Michael Kirst, professor emeritus of education and business administration at Stanford, currently serves as the President of the California State Board of Education. As president, Kirst has played an influential role in California public schools’ transition to the Common Core State Standards (CCSS), which was implemented at the beginning of this school year.
Athey, who has worked with Microsoft to develop new theories on the effect of the Internet on advertising, news consumption and more, is one of the leading experts in the field. Her research on the convergence of big data and economics, moreover, has even shaken up the way the web works.
Caroline Winterer, professor of history, was recently named the new director of the Stanford Humanities Center, a post she will assume on Sept. 1.
It’s an interesting thought — especially considering it comes from the football coach — and I would have to agree. While there are so many people doing amazing things all over our campus, there is more than one thing that we should focus on. Stanford just likes to win. We want to be best in everything.
What made the difference between my good advisor and the bad ones? It really boils down to four things: knowledge, commitment, availability and the intangible personal connection.
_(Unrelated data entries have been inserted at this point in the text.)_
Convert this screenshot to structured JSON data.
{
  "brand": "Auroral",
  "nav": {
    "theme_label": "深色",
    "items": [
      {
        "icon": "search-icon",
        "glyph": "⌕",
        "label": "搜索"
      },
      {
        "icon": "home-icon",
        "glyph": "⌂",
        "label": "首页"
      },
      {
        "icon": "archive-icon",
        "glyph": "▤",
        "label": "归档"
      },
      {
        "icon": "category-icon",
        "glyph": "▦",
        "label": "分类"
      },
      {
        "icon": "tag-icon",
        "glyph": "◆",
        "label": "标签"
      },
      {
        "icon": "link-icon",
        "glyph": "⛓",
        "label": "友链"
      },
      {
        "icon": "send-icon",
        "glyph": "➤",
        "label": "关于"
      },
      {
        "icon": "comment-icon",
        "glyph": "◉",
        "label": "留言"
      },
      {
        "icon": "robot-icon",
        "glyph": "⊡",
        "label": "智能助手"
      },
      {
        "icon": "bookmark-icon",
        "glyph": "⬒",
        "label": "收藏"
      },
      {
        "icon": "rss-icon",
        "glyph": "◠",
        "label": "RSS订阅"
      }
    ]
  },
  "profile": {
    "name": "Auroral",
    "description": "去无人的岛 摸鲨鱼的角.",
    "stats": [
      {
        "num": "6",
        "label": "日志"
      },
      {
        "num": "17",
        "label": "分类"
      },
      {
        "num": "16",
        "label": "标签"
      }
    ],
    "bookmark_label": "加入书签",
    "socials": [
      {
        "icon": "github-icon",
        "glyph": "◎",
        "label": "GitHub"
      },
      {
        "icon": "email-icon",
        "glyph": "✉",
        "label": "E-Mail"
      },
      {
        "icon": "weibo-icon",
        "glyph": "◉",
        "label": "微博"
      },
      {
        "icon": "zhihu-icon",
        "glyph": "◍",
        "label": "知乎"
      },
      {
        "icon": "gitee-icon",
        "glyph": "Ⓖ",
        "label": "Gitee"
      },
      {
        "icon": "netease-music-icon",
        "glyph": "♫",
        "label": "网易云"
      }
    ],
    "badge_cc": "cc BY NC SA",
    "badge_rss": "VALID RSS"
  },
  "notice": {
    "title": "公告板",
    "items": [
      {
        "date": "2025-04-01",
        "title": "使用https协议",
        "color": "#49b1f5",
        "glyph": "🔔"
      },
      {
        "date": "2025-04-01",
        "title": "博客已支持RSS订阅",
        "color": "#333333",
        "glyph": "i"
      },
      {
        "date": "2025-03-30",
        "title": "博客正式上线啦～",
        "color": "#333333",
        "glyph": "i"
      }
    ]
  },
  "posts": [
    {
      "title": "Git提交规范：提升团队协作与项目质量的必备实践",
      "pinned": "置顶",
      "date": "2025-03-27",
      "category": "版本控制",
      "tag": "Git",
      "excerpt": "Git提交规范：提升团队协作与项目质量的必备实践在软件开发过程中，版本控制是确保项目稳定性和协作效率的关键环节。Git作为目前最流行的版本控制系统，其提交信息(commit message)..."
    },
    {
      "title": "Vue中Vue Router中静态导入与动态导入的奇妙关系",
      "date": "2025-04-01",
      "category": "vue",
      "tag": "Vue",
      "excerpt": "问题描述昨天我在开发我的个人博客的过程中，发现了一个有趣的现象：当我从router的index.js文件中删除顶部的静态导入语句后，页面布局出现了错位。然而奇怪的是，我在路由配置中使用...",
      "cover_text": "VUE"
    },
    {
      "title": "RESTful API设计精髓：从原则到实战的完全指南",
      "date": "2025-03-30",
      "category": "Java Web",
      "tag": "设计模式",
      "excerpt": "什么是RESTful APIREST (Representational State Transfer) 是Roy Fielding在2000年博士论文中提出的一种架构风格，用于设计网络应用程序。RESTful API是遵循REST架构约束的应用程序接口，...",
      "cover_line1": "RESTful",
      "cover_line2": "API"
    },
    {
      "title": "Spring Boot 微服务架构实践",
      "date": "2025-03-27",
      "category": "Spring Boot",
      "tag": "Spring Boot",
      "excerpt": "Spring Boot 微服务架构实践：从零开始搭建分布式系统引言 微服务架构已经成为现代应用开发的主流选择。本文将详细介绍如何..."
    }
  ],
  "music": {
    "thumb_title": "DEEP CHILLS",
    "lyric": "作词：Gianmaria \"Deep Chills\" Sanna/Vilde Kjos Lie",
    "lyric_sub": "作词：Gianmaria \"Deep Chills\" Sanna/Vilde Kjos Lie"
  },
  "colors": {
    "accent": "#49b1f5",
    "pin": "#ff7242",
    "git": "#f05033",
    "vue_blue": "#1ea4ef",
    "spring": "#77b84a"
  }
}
At the start of last week, I sent a few e-mail lists an invitation for students to anonymously vent their biggest Stanford-related frustrations by listing them on a Google Doc. There were over 100 individual responses (over 120 if you include the trolls). From what I read, students’ complaints seem to have fallen into a few big categories.